Directions
Where does the word "name" appear in the data? Copy every line that holds it.

Data to process
________
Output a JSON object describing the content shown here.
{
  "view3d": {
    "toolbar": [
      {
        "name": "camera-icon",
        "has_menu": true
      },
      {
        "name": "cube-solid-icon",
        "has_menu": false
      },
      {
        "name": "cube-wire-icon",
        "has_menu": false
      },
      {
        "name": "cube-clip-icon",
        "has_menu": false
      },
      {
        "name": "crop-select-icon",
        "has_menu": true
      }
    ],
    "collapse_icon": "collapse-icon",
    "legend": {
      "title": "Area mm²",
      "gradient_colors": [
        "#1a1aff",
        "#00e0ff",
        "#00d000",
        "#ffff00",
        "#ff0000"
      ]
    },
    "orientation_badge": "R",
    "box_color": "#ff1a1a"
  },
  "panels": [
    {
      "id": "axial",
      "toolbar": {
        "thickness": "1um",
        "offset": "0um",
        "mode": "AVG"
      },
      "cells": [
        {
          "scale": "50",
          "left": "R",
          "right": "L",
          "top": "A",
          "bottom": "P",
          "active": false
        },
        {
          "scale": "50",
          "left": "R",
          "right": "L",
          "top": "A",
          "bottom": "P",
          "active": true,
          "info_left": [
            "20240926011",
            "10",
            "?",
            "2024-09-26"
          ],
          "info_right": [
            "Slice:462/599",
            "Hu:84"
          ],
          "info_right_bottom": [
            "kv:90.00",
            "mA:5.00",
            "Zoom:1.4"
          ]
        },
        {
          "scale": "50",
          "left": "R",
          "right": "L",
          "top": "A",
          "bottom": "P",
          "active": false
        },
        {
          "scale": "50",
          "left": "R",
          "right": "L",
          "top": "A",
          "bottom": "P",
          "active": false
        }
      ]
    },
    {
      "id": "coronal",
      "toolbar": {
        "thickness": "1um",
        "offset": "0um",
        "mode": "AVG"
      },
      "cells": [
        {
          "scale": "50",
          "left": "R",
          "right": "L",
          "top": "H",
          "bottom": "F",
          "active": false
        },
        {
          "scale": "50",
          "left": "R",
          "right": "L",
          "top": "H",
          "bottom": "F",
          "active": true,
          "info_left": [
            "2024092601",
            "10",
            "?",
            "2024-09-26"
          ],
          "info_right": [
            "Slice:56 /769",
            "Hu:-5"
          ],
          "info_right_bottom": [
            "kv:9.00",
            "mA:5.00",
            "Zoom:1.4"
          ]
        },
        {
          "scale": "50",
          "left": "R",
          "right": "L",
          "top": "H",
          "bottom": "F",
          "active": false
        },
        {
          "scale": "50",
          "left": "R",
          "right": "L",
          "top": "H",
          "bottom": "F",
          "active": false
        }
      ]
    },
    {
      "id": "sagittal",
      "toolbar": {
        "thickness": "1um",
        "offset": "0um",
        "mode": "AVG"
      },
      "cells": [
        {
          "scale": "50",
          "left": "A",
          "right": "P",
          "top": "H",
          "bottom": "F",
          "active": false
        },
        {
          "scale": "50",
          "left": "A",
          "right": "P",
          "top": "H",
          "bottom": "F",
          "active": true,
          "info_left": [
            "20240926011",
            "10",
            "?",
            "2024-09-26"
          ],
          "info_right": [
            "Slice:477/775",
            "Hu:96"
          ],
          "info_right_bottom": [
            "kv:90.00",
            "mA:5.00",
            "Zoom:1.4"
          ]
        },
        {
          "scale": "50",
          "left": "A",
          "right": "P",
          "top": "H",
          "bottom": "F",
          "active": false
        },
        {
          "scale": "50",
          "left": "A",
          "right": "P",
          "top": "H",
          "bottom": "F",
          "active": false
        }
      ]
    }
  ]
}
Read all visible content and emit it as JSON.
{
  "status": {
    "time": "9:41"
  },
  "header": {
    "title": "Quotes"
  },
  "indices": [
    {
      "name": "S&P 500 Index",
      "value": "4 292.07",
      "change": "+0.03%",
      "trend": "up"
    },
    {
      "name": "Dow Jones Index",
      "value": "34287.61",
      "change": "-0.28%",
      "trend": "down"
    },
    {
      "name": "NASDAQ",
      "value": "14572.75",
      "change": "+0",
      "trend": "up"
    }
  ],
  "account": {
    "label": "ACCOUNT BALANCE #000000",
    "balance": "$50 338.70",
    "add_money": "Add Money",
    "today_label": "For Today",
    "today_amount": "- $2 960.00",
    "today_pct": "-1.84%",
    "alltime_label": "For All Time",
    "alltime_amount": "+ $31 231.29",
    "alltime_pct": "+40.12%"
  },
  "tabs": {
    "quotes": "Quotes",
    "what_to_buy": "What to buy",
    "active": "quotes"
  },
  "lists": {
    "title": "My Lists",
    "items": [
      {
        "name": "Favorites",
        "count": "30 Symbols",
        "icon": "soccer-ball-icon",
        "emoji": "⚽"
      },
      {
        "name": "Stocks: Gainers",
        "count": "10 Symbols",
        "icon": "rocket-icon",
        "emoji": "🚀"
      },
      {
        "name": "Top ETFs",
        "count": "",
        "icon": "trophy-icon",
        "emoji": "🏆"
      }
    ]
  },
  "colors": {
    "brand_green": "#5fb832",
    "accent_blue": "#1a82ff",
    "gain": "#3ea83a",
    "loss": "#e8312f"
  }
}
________
Output
        "name": "camera-icon",
        "name": "cube-solid-icon",
        "name": "cube-wire-icon",
        "name": "cube-clip-icon",
        "name": "crop-select-icon",
      "name": "S&P 500 Index",
      "name": "Dow Jones Index",
      "name": "NASDAQ",
        "name": "Favorites",
        "name": "Stocks: Gainers",
        "name": "Top ETFs",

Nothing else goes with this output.